Because making hide glue requires measuring and cooking, you won’t generally find it on the hardware store shelves but it is easily purchased as granules from online suppliers. It is sold to the woodworking trade in 192, 236, and 251 gram strengths. Since hide glue is a protein-based glue, once made it will grow mold and will undergo hydrolysis (protein breakdown by water). Most restorers make their own, fresh for the day it is going to be used. Yes, it seems like a lot of work when you can buy a bottle of yellow glue in any hardware store. But the next time your precious antique needs work, you (and your restorer!) will be happy you didn’t make a mess of things with those other glues.

EVA Glue (otherwise known as hot-melt glue)

Another glue often used in the restoration trade is hot melt adhesive, the craft-person's go-to glue. Conservators appreciate this glue because it can also be reactivated, with heat alone, and it is soluble in mineral spirit, posing no danger to most original materials found on antique furniture. It comes as a solid cylinder that is fed into a hot-melt glue gun.  Plug it in, pull the trigger and off you go. EVA is generally not used for gluing as much as for filling gaps. It will not expand or contract with the humidity and offers some flexibility. Squirted into a stripped screw hole, it will afford a good purchase. Heat the screw with a soldering iron, push it in, and the EVA will melt and solidify around it. Conservators will have no difficulty in removing or retreating this adhesive. It isn’t appropriate for regluing chairs or woodworking joins as it gels too fast.

​Yellow Carpenter's Glue

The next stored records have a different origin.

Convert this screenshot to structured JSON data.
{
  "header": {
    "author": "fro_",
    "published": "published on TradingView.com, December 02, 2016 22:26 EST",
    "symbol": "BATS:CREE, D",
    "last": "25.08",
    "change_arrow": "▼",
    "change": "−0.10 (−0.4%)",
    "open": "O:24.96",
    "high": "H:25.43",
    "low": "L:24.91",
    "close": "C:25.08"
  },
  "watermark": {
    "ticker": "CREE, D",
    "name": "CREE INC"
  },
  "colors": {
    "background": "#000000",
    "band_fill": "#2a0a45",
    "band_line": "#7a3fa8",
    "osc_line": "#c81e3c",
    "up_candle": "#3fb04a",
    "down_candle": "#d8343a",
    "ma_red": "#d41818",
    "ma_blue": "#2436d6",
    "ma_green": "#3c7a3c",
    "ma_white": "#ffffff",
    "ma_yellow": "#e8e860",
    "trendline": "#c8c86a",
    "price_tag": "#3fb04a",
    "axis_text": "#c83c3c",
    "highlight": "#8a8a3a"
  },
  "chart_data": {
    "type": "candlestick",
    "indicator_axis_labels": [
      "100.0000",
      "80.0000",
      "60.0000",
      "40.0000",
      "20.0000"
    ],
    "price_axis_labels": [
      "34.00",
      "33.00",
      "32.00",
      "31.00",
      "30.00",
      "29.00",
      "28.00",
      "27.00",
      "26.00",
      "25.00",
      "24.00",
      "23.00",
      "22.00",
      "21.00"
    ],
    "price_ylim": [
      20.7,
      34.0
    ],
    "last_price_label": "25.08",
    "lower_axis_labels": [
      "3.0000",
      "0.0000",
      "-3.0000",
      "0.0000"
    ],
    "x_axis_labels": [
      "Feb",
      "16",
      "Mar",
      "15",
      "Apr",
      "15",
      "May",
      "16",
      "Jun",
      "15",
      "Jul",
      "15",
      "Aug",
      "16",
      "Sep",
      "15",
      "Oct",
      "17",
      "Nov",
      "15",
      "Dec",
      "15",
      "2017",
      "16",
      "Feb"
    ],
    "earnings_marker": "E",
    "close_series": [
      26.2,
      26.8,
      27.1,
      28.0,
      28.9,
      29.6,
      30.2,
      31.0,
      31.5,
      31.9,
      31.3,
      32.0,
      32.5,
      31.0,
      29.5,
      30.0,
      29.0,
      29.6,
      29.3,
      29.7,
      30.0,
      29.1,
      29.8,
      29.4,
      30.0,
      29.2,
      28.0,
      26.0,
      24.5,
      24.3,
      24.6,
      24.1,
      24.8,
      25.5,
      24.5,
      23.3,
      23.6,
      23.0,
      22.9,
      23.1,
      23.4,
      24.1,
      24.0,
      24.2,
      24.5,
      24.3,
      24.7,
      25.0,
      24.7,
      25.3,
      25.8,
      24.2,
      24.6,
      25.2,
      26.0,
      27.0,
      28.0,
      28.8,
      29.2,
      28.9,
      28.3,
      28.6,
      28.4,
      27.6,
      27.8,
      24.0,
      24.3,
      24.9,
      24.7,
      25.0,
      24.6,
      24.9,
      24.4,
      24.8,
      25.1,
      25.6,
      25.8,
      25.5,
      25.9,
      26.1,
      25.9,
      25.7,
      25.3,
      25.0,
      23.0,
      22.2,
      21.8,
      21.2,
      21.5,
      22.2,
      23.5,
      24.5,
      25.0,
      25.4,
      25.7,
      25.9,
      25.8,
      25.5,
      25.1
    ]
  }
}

This is made by many manufacturers–Titebond, Elmer's–and is probably the most popular… and maybe the most unsuitable for regluing antiques. It is fine for new work and splicing in new wood to old, but in old joins it makes future repairs much more difficult. Yellow glue (aliphatic resin) sets up very quickly, often too quickly before clamps can be put in position and tightened. For regluing, use the liquid hide glue described above.

Other adhesives

There are places for all the other adhesives on the market, but for the amateur reading this commentary, I suggest using those that will not make things difficult for the future repairman. I frequently get furniture poorly glued by the owner (or their handyman) that requires removing gobs of glue and sometimes original material just to make a sound repair. These adhesives have their place and I, myself, use a wide variety of adhesives appropriate for the task, but from a preservation standpoint, hide glue and EVA will rarely pose a problem should the repair need to be redone.